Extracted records
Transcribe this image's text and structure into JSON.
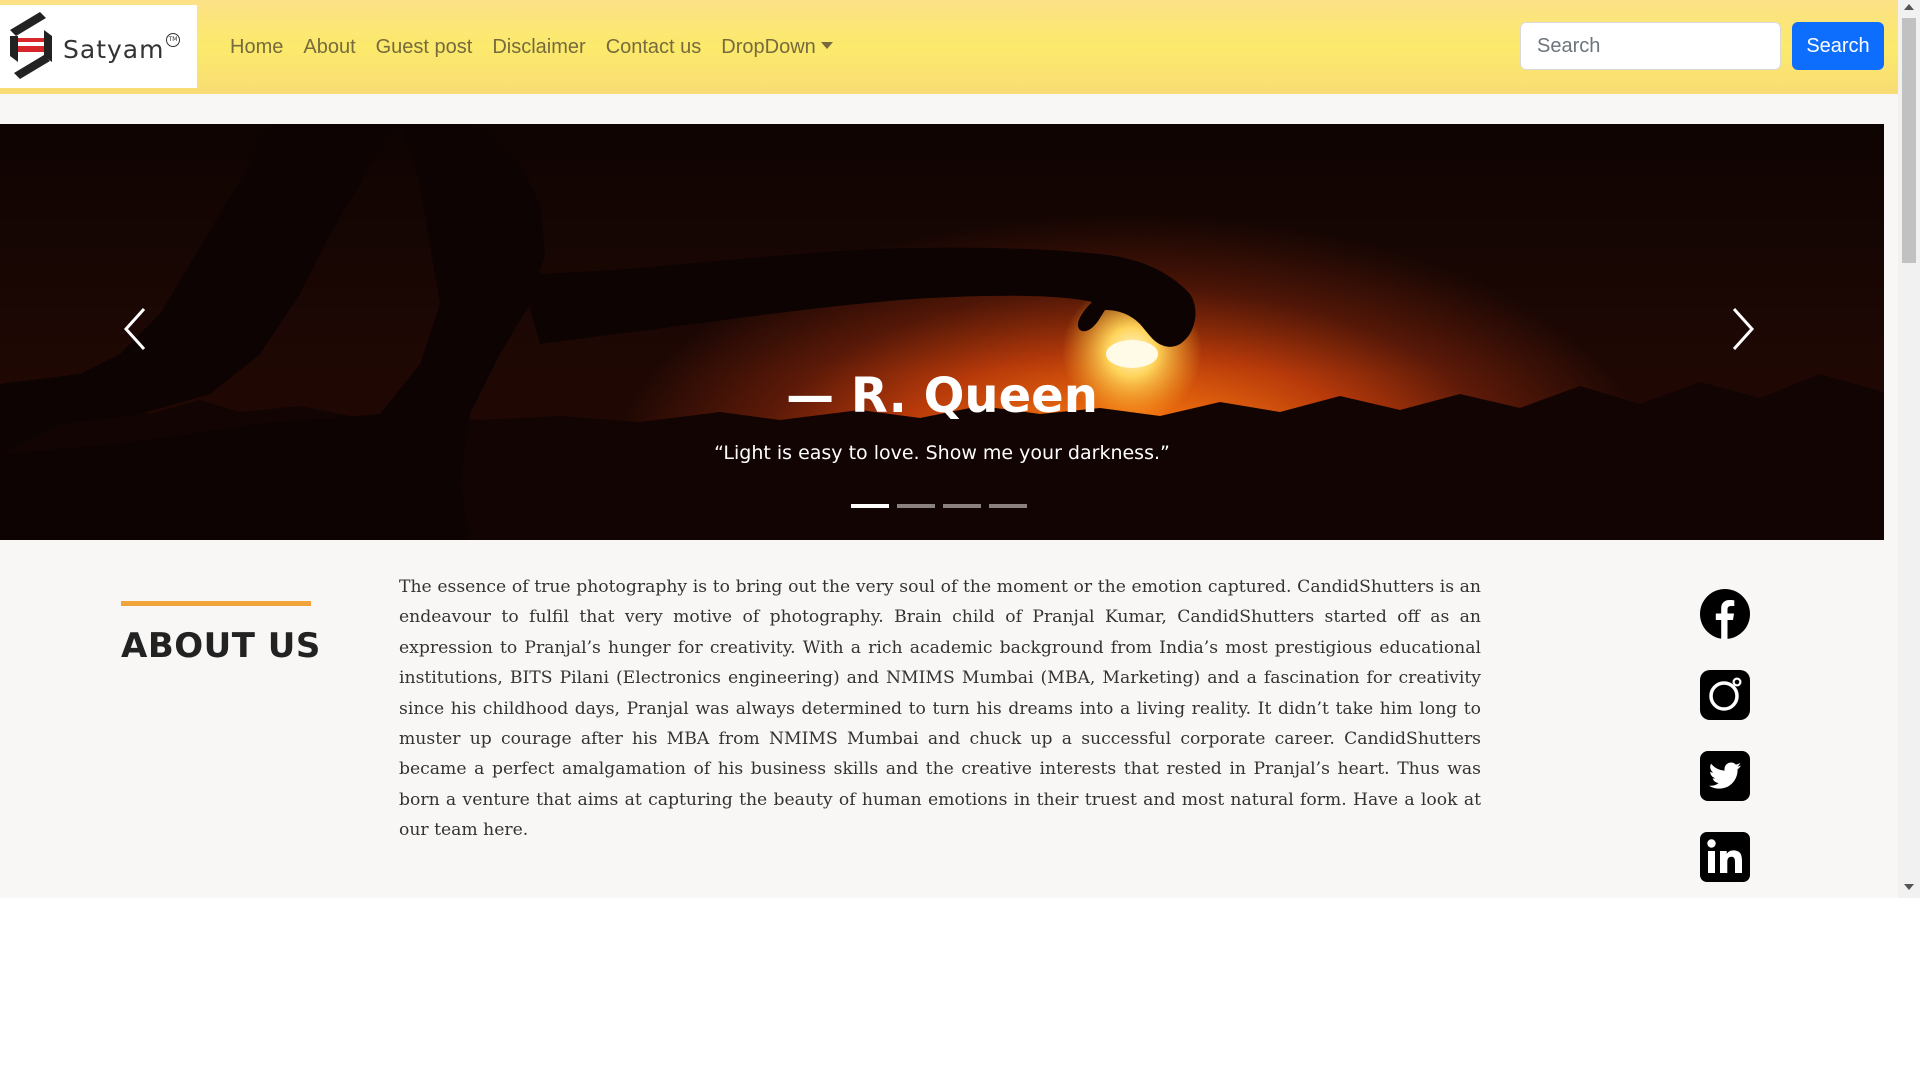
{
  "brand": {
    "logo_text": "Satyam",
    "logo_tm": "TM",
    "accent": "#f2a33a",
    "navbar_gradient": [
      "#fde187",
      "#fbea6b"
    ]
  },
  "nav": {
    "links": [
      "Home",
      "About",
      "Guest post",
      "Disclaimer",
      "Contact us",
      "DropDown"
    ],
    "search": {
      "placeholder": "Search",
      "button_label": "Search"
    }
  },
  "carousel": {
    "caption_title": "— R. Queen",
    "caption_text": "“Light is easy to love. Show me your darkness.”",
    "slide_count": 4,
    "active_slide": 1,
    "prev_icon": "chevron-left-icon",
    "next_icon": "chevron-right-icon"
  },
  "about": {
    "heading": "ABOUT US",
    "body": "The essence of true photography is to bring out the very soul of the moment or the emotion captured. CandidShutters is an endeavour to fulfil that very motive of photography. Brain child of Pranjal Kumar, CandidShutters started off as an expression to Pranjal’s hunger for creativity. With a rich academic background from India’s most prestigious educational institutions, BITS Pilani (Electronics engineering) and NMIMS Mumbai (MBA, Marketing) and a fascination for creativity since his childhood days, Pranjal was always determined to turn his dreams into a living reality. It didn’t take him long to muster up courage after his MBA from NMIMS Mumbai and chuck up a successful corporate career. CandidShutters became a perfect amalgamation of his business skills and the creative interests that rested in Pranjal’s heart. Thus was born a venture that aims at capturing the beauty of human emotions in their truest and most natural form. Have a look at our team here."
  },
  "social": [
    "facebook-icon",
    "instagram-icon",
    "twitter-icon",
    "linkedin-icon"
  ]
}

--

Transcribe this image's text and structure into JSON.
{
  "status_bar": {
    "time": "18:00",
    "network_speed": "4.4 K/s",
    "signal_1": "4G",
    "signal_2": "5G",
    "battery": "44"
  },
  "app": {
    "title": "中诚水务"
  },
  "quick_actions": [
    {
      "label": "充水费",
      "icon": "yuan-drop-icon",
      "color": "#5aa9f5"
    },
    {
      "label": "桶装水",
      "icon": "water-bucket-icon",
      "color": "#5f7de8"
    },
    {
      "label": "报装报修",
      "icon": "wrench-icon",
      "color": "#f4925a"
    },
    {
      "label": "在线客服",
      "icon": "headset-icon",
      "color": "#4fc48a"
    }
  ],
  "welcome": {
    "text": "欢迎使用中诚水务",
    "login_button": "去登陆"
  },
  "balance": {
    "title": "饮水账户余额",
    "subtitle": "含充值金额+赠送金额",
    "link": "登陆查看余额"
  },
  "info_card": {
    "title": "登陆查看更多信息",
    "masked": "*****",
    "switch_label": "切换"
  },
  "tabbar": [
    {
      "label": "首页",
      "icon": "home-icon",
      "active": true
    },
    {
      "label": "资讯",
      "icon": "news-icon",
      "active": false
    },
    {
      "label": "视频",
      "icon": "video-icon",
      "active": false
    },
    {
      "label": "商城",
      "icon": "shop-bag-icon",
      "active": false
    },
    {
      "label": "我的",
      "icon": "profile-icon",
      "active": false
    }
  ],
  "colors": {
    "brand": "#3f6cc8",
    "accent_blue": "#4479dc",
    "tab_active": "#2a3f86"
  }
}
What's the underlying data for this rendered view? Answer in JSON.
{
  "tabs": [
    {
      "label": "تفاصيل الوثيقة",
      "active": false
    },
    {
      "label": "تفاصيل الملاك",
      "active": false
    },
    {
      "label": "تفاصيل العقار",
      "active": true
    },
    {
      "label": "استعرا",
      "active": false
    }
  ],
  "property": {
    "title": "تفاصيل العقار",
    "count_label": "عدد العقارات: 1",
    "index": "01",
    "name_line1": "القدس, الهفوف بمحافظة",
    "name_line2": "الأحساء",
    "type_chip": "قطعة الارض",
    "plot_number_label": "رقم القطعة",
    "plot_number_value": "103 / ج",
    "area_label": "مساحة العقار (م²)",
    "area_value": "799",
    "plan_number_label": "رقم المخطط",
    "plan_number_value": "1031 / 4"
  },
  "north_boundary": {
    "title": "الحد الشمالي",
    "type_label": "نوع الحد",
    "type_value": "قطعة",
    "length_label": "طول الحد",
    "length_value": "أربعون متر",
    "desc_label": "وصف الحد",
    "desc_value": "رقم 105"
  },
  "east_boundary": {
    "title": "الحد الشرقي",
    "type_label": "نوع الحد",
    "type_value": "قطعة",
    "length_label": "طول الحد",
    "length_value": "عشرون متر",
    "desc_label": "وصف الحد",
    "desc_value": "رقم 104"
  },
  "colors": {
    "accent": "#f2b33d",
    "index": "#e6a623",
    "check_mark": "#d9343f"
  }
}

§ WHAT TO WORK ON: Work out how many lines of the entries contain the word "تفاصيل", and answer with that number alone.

§ ANSWER SPACE: 4